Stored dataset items
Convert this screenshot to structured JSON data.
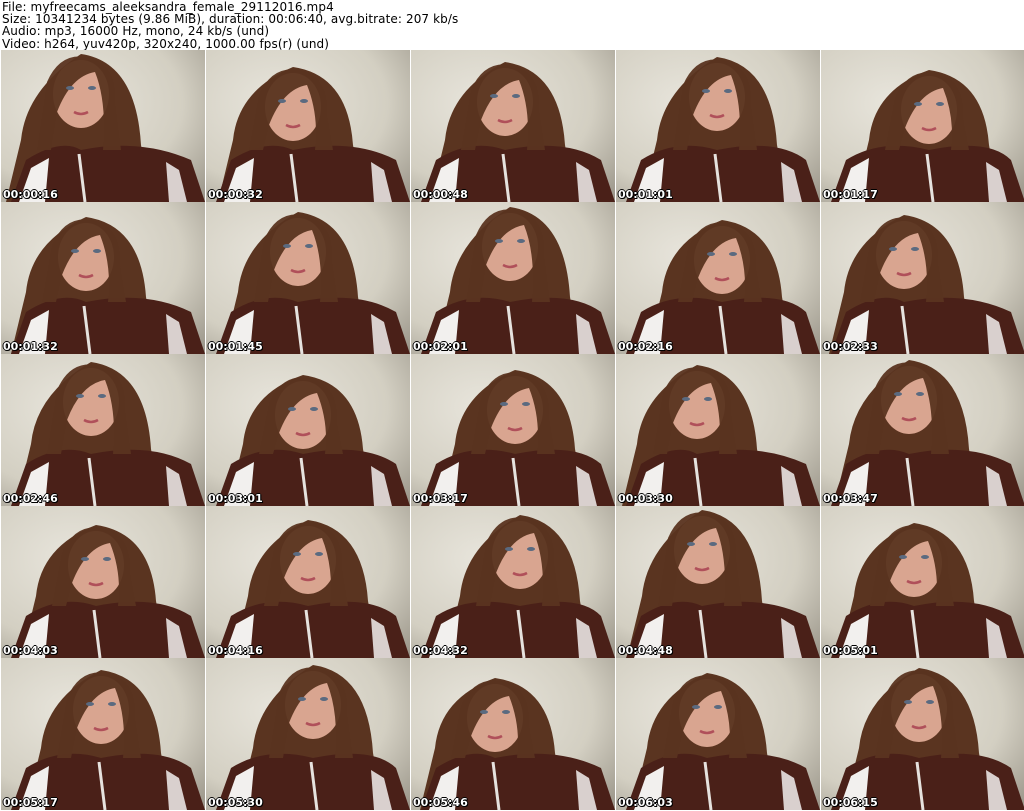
{
  "header": {
    "file_line": "File: myfreecams_aleeksandra_female_29112016.mp4",
    "size_line": "Size: 10341234 bytes (9.86 MiB), duration: 00:06:40, avg.bitrate: 207 kb/s",
    "audio_line": "Audio: mp3, 16000 Hz, mono, 24 kb/s (und)",
    "video_line": "Video: h264, yuv420p, 320x240, 1000.00 fps(r) (und)"
  },
  "thumbnails": [
    {
      "timestamp": "00:00:16"
    },
    {
      "timestamp": "00:00:32"
    },
    {
      "timestamp": "00:00:48"
    },
    {
      "timestamp": "00:01:01"
    },
    {
      "timestamp": "00:01:17"
    },
    {
      "timestamp": "00:01:32"
    },
    {
      "timestamp": "00:01:45"
    },
    {
      "timestamp": "00:02:01"
    },
    {
      "timestamp": "00:02:16"
    },
    {
      "timestamp": "00:02:33"
    },
    {
      "timestamp": "00:02:46"
    },
    {
      "timestamp": "00:03:01"
    },
    {
      "timestamp": "00:03:17"
    },
    {
      "timestamp": "00:03:30"
    },
    {
      "timestamp": "00:03:47"
    },
    {
      "timestamp": "00:04:03"
    },
    {
      "timestamp": "00:04:16"
    },
    {
      "timestamp": "00:04:32"
    },
    {
      "timestamp": "00:04:48"
    },
    {
      "timestamp": "00:05:01"
    },
    {
      "timestamp": "00:05:17"
    },
    {
      "timestamp": "00:05:30"
    },
    {
      "timestamp": "00:05:46"
    },
    {
      "timestamp": "00:06:03"
    },
    {
      "timestamp": "00:06:15"
    }
  ],
  "colors": {
    "wall": "#d3cfc2",
    "jacket": "#4a2018",
    "stripe": "#f2f0ee",
    "hair": "#5a3420",
    "skin": "#d9a590"
  }
}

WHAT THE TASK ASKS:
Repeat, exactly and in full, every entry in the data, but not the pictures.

TASK SOLUTION:
Convert this screenshot to structured JSON data.
{
  "header": {
    "file_line": "File: myfreecams_aleeksandra_female_29112016.mp4",
    "size_line": "Size: 10341234 bytes (9.86 MiB), duration: 00:06:40, avg.bitrate: 207 kb/s",
    "audio_line": "Audio: mp3, 16000 Hz, mono, 24 kb/s (und)",
    "video_line": "Video: h264, yuv420p, 320x240, 1000.00 fps(r) (und)"
  },
  "thumbnails": [
    {
      "timestamp": "00:00:16"
    },
    {
      "timestamp": "00:00:32"
    },
    {
      "timestamp": "00:00:48"
    },
    {
      "timestamp": "00:01:01"
    },
    {
      "timestamp": "00:01:17"
    },
    {
      "timestamp": "00:01:32"
    },
    {
      "timestamp": "00:01:45"
    },
    {
      "timestamp": "00:02:01"
    },
    {
      "timestamp": "00:02:16"
    },
    {
      "timestamp": "00:02:33"
    },
    {
      "timestamp": "00:02:46"
    },
    {
      "timestamp": "00:03:01"
    },
    {
      "timestamp": "00:03:17"
    },
    {
      "timestamp": "00:03:30"
    },
    {
      "timestamp": "00:03:47"
    },
    {
      "timestamp": "00:04:03"
    },
    {
      "timestamp": "00:04:16"
    },
    {
      "timestamp": "00:04:32"
    },
    {
      "timestamp": "00:04:48"
    },
    {
      "timestamp": "00:05:01"
    },
    {
      "timestamp": "00:05:17"
    },
    {
      "timestamp": "00:05:30"
    },
    {
      "timestamp": "00:05:46"
    },
    {
      "timestamp": "00:06:03"
    },
    {
      "timestamp": "00:06:15"
    }
  ],
  "colors": {
    "wall": "#d3cfc2",
    "jacket": "#4a2018",
    "stripe": "#f2f0ee",
    "hair": "#5a3420",
    "skin": "#d9a590"
  }
}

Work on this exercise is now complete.